Crispy Pork Cutlets With Fennel-Chickpea Slaw

Oven-Fried Pork Cutlets With Fennel-Chickpea Slaw
five_whole_stars
Click a Star to Rate This Recipe
Serves 4| Hands-On Time: | Total Time:

Ingredients

Directions

  1. Heat oven to 425° F. Place an oven-proof wire rack set in a baking sheet. Pulse the bread until fine crumbs form in a food processor (you should have about 2 ½ cups). Add 1 tablespoon of the oil, ½ teaspoon salt, and ¼ teaspoon pepper and pulse once or twice to moisten.
  2. Spread the bread crumbs on a rimmed baking sheet and bake, tossing once, until golden brown, 4 to 6 minutes. Let cool and transfer to a shallow bowl.
  3. Place the flour in a second shallow bowl. Beat the egg whites with 1 tablespoon water in a third shallow bowl.
  4. Season the pork with ½ teaspoon salt and ¼ teaspoon pepper. Coat with the flour (tapping off any excess), dip in the egg whites (shaking off any excess), then coat with the bread crumbs (pressing gently to help them adhere). Place on the prepared pan and bake until cooked through, 8 to 10 minutes.
  5. Meanwhile, toss together the chickpeas, fennel, celery stalks and leaves, onion, lemon juice, the remaining 2 tablespoons of oil, ½ teaspoon salt, and ¼ teaspoon pepper in a medium bowl. Serve over the pork with the lemon wedges.
By April, 2011

Nutritional Information

  • Per Serving
  • Calories 420
  • Fat 19g
  • Sat Fat 4g
  • Cholesterol 65mg
  • Sodium 850mg
  • Protein 35g
  • Carbohydrate 32g
  • Sugar 2g
  • Fiber 7g
  • Iron 3mg
  • Calcium 127mg
What does this mean? See Nutrition 101 .

Quick Tip

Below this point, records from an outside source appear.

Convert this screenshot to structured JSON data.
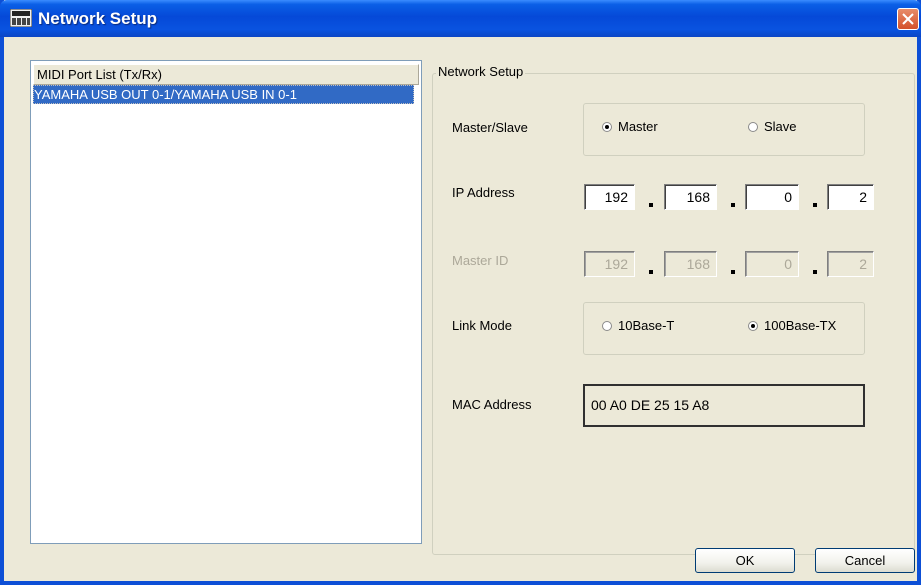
{
  "window": {
    "title": "Network Setup"
  },
  "midi_list": {
    "header": "MIDI Port List (Tx/Rx)",
    "items": [
      "YAMAHA USB OUT 0-1/YAMAHA USB IN 0-1"
    ]
  },
  "network": {
    "group_caption": "Network Setup",
    "master_slave": {
      "label": "Master/Slave",
      "options": [
        "Master",
        "Slave"
      ],
      "selected": "Master"
    },
    "ip_address": {
      "label": "IP Address",
      "octets": [
        "192",
        "168",
        "0",
        "2"
      ]
    },
    "master_id": {
      "label": "Master ID",
      "octets": [
        "192",
        "168",
        "0",
        "2"
      ],
      "disabled": true
    },
    "link_mode": {
      "label": "Link Mode",
      "options": [
        "10Base-T",
        "100Base-TX"
      ],
      "selected": "100Base-TX"
    },
    "mac_address": {
      "label": "MAC Address",
      "value": "00 A0 DE 25 15 A8"
    }
  },
  "buttons": {
    "ok_label": "OK",
    "cancel_label": "Cancel"
  },
  "colors": {
    "title_bar": "#0549d8",
    "selection": "#316ac5",
    "dialog_bg": "#ece9d8"
  }
}
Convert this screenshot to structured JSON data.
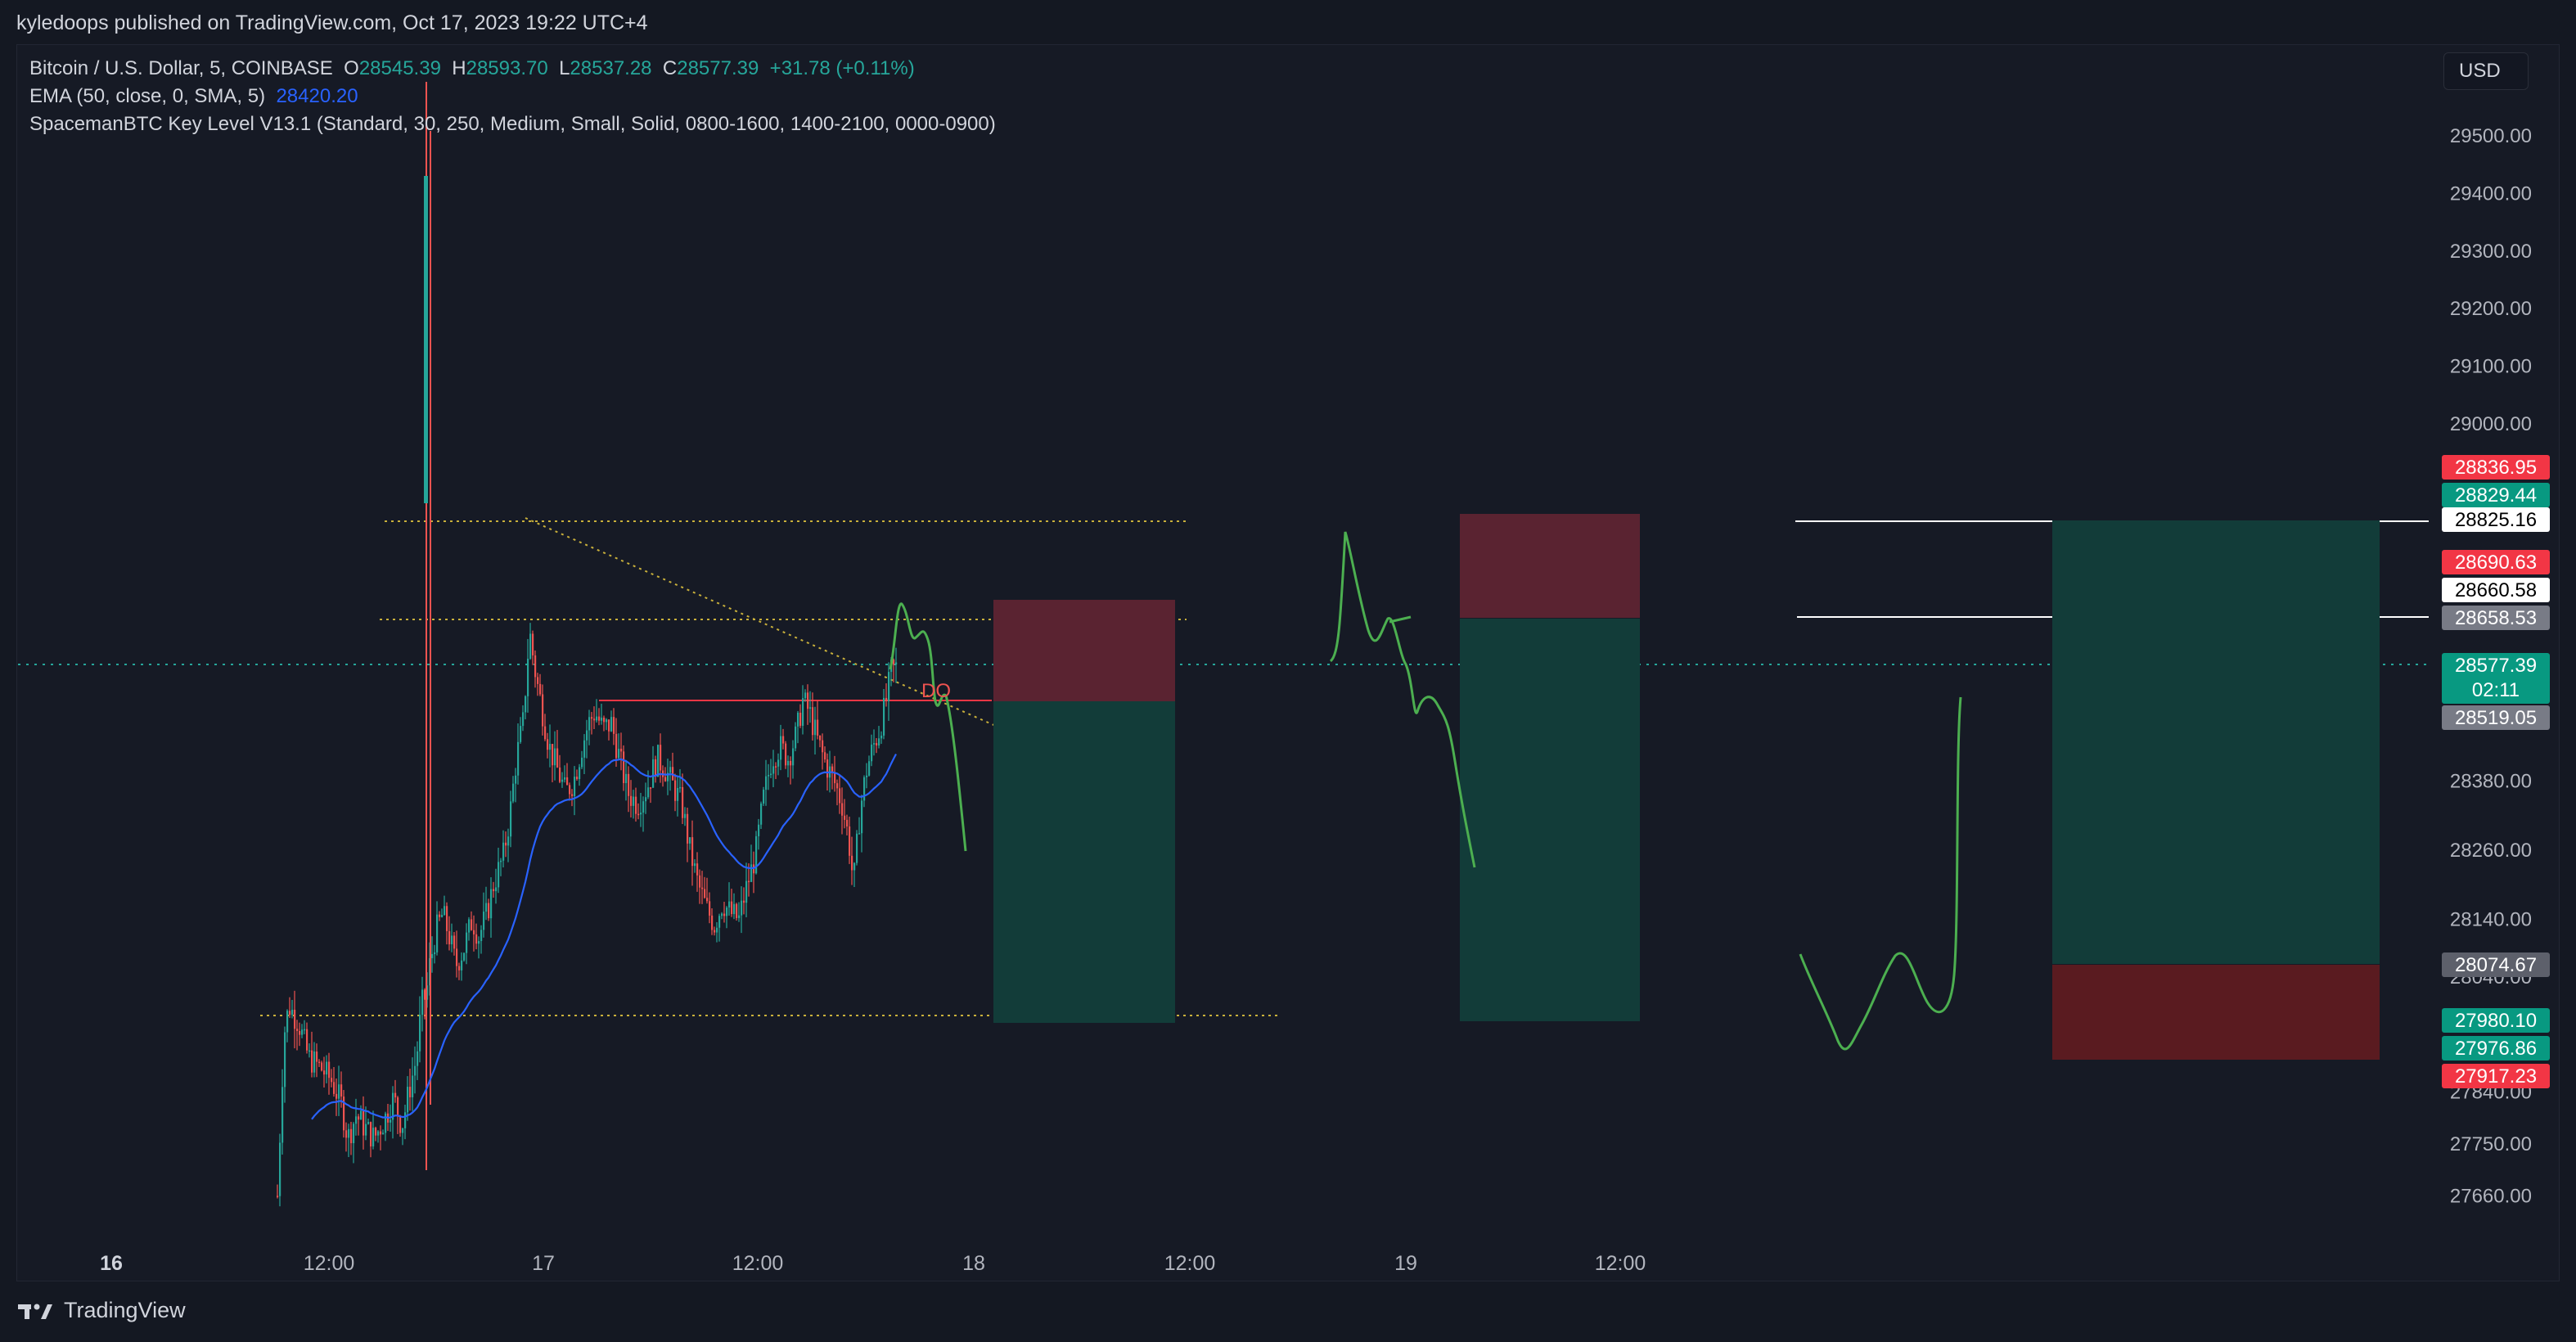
{
  "header": {
    "publisher": "kyledoops published on TradingView.com, Oct 17, 2023 19:22 UTC+4"
  },
  "legend": {
    "symbol": "Bitcoin / U.S. Dollar, 5, COINBASE",
    "o_label": "O",
    "o_value": "28545.39",
    "h_label": "H",
    "h_value": "28593.70",
    "l_label": "L",
    "l_value": "28537.28",
    "c_label": "C",
    "c_value": "28577.39",
    "change": "+31.78 (+0.11%)",
    "ema_label": "EMA (50, close, 0, SMA, 5)",
    "ema_value": "28420.20",
    "indicator": "SpacemanBTC Key Level V13.1 (Standard, 30, 250, Medium, Small, Solid, 0800-1600, 1400-2100, 0000-0900)"
  },
  "currency_button": "USD",
  "footer": {
    "brand": "TradingView"
  },
  "annotation_text": "DO",
  "colors": {
    "background": "#161a25",
    "up": "#26a69a",
    "down": "#ef5350",
    "ema": "#2962ff",
    "drawing": "#4caf50",
    "level": "#c9b03b",
    "profit_zone": "#123c39",
    "loss_zone": "#5a2331"
  },
  "chart_data": {
    "type": "candlestick",
    "timeframe": "5",
    "x_ticks": [
      "16",
      "12:00",
      "17",
      "12:00",
      "18",
      "12:00",
      "19",
      "12:00"
    ],
    "y_ticks": [
      29500,
      29400,
      29300,
      29200,
      29100,
      29000,
      28380,
      28260,
      28140,
      28040,
      27840,
      27750,
      27660
    ],
    "ylim": [
      27600,
      29600
    ],
    "last_price": 28577.39,
    "countdown": "02:11",
    "price_labels": [
      {
        "value": "28836.95",
        "bg": "#f23645",
        "fg": "#ffffff"
      },
      {
        "value": "28829.44",
        "bg": "#089981",
        "fg": "#ffffff"
      },
      {
        "value": "28825.16",
        "bg": "#ffffff",
        "fg": "#000000"
      },
      {
        "value": "28690.63",
        "bg": "#f23645",
        "fg": "#ffffff"
      },
      {
        "value": "28660.58",
        "bg": "#ffffff",
        "fg": "#000000"
      },
      {
        "value": "28658.53",
        "bg": "#787b86",
        "fg": "#ffffff"
      },
      {
        "value": "28577.39",
        "bg": "#089981",
        "fg": "#ffffff"
      },
      {
        "value": "28519.05",
        "bg": "#787b86",
        "fg": "#ffffff"
      },
      {
        "value": "28074.67",
        "bg": "#5d606b",
        "fg": "#ffffff"
      },
      {
        "value": "27980.10",
        "bg": "#089981",
        "fg": "#ffffff"
      },
      {
        "value": "27976.86",
        "bg": "#089981",
        "fg": "#ffffff"
      },
      {
        "value": "27917.23",
        "bg": "#f23645",
        "fg": "#ffffff"
      }
    ],
    "key_levels": [
      28825,
      28658,
      27975
    ],
    "positions": [
      {
        "direction": "short",
        "stop": 28690,
        "entry": 28510,
        "target": 27975
      },
      {
        "direction": "short",
        "stop": 28836,
        "entry": 28658,
        "target": 27976
      },
      {
        "direction": "long",
        "target": 28829,
        "entry": 28074,
        "stop": 27917
      }
    ]
  }
}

Enameled cast iron pan
Save money by buying 2 pork chops and pounding them yourself!. Start by halving the chops lengthwise.  Place each cutlet between sheets of wax paper or inside a large plastic freezer bag. Pound with a meat mallet or the bottom of a heavy skillet until the cutlet reaches the desired thickness.

Did you try this recipe? How did you like it?

View Earlier Comments

What's on Your Plate?

    Advertisement
    Cranberries

    FRESH PICK

    Cranberries

    High in vitamin C, these hard, tart berries are grown in bogs in colder regions of North America and Europe. They’re almost always eaten cooked, as in the classic Thanksgiving relish.